Some employers, eager to hire only honest employees who won't cheat the company, screen applicants by asking them to take honesty tests or personality tests. However, these tests can violate applicants' right to privacy -- and create the possibility of discrimination by the employer. As for lie detector or polygraph tests, the law prohibits most employers from using them.
Polygraph Testing is Off Limits
A federal law, the Employee Polygraph Protection Act (EPPA), prohibits most private employers from asking or requiring applicants and employees to take a lie detector test. (This law applies to mechanical or electrical devices used to measure physical responses as a way of deciding whether a person is telling the truth; it doesn't apply to written or oral honesty tests.)
There are only a few exceptions to the EPPA for private employers. Employers that provide certain types of security services (such as armored car or guard services) may require job applicants to take a polygraph, as may certain employers that manufacture, distribute, or dispense controlled substances. The only exception that applies more generally, regardless of the employer's industry, allows employers to require a polygraph in connection with an ongoing investigation of an economic loss or injury to the business. A number of restrictions apply to this exception (for instance, the employee to be tested must have had access to the property and the employer must have a reasonable suspicion that the employee was involved). In addition, an employer who relies on this exception to administer a polygraph must follow a long list of procedural rules intended to protect the employee's rights.
Learn more about your Rights to Privacy in the Workplace.
Because polygraphs are generally prohibited, some employers have turned to personality or psychological tests to screen applicants. Although this type of testing isn't prohibited, it can violate applicant's rights in a few ways:
- A multiple choice aptitude or personality test may discriminate against female or minority applicants because it really measures test-taking ability rather than actual job skills or personality traits. (Studies have shown that some aptitude tests are biased against these groups.)
- A personality test may invade an applicant's privacy by inquiring into topics that are personal, such as sexual preferences or religious beliefs. These tests can also lead to discrimination, if an employer decides not to hire someone based on his or her answers to questions dealing with, for example, religion.
- Psychological or personality tests may include questions that would reveal whether the applicant has a mental impairment or disorder. Because mental impairments may constitute disabilities under the Americans with Disabilities Act (ADA), these tests are treated as medical tests under that law. This means, among other things, that the employer may require these tests only after making a conditional offer of employment; the test must be the last stage in the screening process; all applicants must be required to take the test, regardless of disability; and the results of the test must be kept in separate, confidential medical files.
These rules have taken shape over the last couple of decades, as employers have gotten into legal trouble for requiring applicants to agree or disagree with statements such as, "I believe my sins are unpardonable," "I have never indulged in unusual sex practices," or "At times I have fits of laughing and crying that I cannot control." Over time, many employers have decided that these types of tests are best left to the doctor's office, not the workplace.

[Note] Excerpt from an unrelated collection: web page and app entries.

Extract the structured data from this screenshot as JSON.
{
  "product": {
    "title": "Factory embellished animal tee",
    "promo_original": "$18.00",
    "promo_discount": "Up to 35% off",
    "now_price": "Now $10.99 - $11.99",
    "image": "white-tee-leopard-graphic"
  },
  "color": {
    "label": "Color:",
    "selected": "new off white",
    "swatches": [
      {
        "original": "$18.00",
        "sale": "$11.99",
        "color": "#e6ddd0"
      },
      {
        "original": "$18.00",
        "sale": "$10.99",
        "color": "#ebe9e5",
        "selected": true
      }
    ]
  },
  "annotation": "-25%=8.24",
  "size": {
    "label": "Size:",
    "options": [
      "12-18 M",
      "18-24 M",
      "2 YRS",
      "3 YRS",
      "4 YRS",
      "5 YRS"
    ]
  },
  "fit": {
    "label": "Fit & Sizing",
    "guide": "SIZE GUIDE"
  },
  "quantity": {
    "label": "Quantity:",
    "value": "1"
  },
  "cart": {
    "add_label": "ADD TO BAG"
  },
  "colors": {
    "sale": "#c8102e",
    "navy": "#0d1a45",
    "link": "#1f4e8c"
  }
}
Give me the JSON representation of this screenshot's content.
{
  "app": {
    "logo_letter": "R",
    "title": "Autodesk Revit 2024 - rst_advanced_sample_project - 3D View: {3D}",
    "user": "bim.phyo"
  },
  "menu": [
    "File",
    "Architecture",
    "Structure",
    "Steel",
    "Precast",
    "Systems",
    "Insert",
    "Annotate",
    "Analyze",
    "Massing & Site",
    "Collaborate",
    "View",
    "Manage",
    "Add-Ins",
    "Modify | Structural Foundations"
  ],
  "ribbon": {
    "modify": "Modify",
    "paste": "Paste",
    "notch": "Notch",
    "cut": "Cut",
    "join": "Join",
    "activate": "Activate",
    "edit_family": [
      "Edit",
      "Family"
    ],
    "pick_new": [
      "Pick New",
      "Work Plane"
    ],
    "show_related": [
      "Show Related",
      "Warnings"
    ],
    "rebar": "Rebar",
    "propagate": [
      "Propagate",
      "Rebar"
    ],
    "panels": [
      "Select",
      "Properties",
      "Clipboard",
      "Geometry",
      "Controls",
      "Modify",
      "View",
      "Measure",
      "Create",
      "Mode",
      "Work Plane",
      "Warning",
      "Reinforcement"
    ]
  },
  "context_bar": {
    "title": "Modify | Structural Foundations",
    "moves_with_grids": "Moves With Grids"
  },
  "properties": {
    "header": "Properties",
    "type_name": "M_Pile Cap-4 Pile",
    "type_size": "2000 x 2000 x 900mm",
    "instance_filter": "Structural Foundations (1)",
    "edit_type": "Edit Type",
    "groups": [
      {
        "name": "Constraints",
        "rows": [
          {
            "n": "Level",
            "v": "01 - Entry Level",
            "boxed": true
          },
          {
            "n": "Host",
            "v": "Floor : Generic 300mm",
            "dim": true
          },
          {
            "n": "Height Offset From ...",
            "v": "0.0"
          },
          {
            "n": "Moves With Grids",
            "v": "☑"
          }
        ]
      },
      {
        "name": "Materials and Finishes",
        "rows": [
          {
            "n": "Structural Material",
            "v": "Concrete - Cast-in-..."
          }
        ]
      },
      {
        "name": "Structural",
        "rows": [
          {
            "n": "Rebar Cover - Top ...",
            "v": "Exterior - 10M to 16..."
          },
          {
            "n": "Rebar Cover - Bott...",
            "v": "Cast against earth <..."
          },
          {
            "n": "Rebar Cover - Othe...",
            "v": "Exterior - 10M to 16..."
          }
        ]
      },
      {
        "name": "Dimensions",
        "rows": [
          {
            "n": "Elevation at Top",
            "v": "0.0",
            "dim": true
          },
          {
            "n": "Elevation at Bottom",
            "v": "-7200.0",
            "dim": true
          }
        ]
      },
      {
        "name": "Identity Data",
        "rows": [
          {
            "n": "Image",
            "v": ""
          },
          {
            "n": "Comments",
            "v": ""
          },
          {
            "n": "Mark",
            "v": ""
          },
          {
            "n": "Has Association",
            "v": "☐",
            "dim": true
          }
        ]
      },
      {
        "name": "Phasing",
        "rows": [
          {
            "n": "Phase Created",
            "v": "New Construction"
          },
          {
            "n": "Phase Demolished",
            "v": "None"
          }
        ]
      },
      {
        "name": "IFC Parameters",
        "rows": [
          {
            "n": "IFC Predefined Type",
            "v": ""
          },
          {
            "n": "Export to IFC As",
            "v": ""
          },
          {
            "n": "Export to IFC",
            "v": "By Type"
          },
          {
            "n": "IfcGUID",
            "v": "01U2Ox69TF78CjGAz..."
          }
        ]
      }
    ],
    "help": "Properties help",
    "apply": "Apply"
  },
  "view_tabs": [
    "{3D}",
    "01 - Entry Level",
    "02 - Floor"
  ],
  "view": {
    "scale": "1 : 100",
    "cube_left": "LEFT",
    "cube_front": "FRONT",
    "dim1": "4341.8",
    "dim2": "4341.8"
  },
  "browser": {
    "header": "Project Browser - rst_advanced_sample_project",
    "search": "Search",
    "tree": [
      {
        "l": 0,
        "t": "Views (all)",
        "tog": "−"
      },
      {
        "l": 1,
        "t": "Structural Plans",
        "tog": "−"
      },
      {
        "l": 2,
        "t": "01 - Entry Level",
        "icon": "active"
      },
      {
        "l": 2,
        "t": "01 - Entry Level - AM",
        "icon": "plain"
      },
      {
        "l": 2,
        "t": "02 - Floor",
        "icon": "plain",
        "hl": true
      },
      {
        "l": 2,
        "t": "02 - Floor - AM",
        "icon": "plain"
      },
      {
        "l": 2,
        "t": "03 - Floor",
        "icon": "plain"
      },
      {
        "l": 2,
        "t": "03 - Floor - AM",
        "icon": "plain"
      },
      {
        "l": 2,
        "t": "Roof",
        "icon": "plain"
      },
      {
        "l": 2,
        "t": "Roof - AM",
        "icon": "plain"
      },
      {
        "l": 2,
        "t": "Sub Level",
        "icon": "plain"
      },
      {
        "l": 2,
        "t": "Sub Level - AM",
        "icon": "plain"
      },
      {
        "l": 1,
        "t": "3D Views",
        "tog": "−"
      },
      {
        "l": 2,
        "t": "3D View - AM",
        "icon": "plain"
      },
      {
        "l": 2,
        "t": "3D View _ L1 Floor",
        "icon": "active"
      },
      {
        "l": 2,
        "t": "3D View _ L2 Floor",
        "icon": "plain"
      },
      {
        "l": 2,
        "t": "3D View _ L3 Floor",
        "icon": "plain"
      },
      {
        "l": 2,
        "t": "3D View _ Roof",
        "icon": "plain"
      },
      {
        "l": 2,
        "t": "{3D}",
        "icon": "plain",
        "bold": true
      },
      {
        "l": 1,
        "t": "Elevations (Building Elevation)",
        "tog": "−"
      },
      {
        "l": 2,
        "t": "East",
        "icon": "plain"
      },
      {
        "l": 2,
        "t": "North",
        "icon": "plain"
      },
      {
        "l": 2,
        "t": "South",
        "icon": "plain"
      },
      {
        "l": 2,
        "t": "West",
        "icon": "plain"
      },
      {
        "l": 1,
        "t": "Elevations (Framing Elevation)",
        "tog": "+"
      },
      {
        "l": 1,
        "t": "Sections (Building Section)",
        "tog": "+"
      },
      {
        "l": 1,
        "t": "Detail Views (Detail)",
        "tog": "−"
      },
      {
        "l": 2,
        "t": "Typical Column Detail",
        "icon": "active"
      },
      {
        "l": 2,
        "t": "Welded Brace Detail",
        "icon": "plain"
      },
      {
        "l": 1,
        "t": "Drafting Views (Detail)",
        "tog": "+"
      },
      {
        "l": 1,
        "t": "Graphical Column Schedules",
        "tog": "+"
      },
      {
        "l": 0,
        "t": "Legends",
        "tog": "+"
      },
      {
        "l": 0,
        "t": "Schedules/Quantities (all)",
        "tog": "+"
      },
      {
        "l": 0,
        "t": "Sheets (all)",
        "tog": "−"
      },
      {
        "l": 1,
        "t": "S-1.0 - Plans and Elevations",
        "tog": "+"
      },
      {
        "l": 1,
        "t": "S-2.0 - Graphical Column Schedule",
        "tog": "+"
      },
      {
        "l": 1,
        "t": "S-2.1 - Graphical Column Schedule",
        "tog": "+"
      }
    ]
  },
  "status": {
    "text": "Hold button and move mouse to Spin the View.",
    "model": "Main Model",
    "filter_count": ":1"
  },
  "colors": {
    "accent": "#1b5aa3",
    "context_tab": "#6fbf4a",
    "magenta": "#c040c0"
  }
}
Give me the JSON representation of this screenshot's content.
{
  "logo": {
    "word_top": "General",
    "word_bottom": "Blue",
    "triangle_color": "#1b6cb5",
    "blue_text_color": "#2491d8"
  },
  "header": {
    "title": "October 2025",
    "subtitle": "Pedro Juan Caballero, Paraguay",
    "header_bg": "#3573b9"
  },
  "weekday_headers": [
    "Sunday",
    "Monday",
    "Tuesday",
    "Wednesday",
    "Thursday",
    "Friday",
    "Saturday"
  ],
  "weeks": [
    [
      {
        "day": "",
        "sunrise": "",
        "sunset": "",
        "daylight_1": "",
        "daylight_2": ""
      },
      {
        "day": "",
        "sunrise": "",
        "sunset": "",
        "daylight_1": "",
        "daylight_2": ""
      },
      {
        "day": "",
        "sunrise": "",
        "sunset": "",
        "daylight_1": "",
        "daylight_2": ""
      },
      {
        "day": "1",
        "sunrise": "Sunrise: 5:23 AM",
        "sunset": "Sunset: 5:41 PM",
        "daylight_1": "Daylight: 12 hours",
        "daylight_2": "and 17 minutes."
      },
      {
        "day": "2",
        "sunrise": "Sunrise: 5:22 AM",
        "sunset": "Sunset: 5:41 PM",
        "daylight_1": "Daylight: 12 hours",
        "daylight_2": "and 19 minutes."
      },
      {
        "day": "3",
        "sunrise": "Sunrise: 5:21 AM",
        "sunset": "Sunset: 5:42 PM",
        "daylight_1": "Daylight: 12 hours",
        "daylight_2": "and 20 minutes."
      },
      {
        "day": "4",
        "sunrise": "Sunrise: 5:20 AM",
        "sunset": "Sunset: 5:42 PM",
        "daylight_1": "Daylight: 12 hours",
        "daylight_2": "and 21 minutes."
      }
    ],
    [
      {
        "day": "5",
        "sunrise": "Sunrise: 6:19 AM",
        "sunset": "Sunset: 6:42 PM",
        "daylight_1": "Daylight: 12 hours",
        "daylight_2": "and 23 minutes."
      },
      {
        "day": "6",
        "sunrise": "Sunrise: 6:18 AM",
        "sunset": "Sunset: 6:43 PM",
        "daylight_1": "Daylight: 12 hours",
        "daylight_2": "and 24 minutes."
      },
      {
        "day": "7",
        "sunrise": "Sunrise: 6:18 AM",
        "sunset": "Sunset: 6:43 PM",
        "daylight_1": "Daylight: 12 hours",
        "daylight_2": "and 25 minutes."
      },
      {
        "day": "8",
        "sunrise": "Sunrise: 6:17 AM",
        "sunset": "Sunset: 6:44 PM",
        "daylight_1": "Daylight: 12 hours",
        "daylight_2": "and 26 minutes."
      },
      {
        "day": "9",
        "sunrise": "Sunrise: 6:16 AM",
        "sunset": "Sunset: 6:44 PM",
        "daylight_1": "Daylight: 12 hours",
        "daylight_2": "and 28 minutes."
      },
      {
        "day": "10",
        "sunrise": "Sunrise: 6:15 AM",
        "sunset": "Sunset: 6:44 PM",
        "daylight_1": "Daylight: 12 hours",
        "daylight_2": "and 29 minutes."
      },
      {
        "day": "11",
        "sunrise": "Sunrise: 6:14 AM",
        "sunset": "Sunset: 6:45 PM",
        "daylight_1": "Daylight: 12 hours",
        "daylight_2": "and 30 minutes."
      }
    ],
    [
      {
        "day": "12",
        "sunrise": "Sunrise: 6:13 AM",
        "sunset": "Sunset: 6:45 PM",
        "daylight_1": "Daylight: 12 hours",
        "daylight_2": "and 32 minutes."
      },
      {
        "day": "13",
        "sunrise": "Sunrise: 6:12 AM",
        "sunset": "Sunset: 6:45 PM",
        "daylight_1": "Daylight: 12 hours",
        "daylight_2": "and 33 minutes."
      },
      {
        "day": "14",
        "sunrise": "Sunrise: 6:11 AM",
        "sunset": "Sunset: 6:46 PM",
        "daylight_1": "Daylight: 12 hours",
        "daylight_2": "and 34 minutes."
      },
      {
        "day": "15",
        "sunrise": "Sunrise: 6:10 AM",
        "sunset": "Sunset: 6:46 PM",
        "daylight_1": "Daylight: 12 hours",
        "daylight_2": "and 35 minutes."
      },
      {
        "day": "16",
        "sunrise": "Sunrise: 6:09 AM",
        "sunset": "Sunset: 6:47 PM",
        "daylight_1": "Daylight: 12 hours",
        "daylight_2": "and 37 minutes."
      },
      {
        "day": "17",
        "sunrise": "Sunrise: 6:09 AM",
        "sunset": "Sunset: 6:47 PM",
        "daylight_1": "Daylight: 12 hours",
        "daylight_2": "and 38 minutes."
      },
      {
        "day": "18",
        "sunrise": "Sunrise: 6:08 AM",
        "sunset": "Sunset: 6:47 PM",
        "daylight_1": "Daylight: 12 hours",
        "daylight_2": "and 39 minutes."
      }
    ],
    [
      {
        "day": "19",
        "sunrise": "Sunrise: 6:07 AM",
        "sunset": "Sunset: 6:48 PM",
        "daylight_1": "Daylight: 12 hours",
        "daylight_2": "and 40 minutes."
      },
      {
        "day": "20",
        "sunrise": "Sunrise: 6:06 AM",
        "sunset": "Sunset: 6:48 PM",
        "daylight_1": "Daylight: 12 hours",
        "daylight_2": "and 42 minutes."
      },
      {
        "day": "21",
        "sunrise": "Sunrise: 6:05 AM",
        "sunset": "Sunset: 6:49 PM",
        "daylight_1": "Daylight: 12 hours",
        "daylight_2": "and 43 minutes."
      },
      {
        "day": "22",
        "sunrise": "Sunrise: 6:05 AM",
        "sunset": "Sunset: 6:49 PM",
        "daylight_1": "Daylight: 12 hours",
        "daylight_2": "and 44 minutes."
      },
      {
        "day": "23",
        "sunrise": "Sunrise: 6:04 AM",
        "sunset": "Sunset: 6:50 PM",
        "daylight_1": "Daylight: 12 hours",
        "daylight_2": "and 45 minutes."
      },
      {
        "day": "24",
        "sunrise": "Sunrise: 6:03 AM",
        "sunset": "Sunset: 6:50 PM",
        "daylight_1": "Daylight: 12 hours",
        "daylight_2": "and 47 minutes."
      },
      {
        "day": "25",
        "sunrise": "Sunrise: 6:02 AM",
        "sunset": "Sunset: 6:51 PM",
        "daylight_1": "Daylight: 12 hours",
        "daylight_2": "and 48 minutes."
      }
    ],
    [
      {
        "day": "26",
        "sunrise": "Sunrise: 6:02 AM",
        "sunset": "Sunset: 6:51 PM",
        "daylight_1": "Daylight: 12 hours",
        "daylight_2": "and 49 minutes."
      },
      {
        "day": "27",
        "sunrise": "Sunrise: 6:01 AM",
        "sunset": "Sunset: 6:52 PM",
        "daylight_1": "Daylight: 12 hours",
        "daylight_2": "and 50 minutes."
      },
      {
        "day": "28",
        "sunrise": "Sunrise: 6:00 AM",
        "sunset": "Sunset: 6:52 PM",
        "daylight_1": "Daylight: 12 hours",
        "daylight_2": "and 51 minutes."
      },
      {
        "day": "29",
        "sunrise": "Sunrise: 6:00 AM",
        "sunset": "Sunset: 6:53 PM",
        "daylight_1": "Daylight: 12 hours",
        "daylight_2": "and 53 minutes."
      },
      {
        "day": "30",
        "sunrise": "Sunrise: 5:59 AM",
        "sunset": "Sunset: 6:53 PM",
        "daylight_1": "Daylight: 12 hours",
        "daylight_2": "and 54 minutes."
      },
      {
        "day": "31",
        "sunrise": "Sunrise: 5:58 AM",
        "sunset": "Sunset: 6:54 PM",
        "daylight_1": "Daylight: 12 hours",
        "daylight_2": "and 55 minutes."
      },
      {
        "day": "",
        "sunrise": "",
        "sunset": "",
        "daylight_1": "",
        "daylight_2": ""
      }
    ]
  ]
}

Learn more about the Hiring Process.
Get Legal Help
If you believe an employer required you to submit to honesty or psychological testing that violated your rights, you should consider a consultation with an employment lawyer. A lawyer can assess the situation and help you figure out whether you might have a valid legal claim. If you were tested by a large employer that requires all applicants to take a possibly illegal test, the lawyer may be interested in challenging the policy on behalf of all affected applicants in a class action lawsuit.